--- Data shown ---
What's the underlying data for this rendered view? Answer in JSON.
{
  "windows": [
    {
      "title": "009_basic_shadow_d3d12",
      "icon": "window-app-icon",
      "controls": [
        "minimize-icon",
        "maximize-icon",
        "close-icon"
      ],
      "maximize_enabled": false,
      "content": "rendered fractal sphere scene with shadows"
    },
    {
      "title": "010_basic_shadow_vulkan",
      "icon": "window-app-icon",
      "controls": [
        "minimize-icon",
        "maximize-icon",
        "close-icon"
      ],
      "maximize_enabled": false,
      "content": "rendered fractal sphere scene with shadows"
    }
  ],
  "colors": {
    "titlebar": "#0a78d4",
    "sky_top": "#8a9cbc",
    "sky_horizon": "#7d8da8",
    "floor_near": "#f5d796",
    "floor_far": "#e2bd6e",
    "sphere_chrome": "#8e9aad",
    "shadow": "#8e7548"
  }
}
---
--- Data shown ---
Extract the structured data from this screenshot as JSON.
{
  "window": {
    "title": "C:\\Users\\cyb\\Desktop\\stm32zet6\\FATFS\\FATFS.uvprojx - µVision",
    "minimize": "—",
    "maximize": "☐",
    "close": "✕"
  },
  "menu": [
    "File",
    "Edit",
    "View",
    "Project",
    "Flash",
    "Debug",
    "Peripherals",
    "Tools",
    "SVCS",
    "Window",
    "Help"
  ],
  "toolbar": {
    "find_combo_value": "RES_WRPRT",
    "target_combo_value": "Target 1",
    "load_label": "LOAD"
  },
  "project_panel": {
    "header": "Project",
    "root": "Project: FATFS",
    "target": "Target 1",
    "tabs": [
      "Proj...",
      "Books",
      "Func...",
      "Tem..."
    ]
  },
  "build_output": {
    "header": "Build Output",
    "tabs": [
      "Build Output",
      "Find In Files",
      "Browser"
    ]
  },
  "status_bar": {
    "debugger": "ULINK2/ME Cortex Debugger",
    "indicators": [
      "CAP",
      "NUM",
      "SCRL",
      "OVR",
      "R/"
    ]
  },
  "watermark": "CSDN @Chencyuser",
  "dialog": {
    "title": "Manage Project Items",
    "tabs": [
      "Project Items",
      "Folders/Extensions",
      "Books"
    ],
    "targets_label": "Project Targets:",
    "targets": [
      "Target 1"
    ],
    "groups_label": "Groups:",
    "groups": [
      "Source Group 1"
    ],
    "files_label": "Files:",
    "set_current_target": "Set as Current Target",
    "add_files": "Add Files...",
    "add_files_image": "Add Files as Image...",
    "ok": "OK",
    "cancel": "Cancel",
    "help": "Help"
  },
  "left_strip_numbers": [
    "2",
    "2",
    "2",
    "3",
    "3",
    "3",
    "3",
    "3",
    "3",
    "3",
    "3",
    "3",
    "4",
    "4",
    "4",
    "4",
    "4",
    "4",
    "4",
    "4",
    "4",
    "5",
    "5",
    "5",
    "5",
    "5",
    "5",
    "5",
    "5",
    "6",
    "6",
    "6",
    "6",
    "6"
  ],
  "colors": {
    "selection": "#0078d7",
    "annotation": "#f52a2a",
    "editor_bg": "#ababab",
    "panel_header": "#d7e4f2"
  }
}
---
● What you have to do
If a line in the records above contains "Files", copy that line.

● Response below
      "Find In Files",
    "files_label": "Files:",
    "add_files": "Add Files...",
    "add_files_image": "Add Files as Image...",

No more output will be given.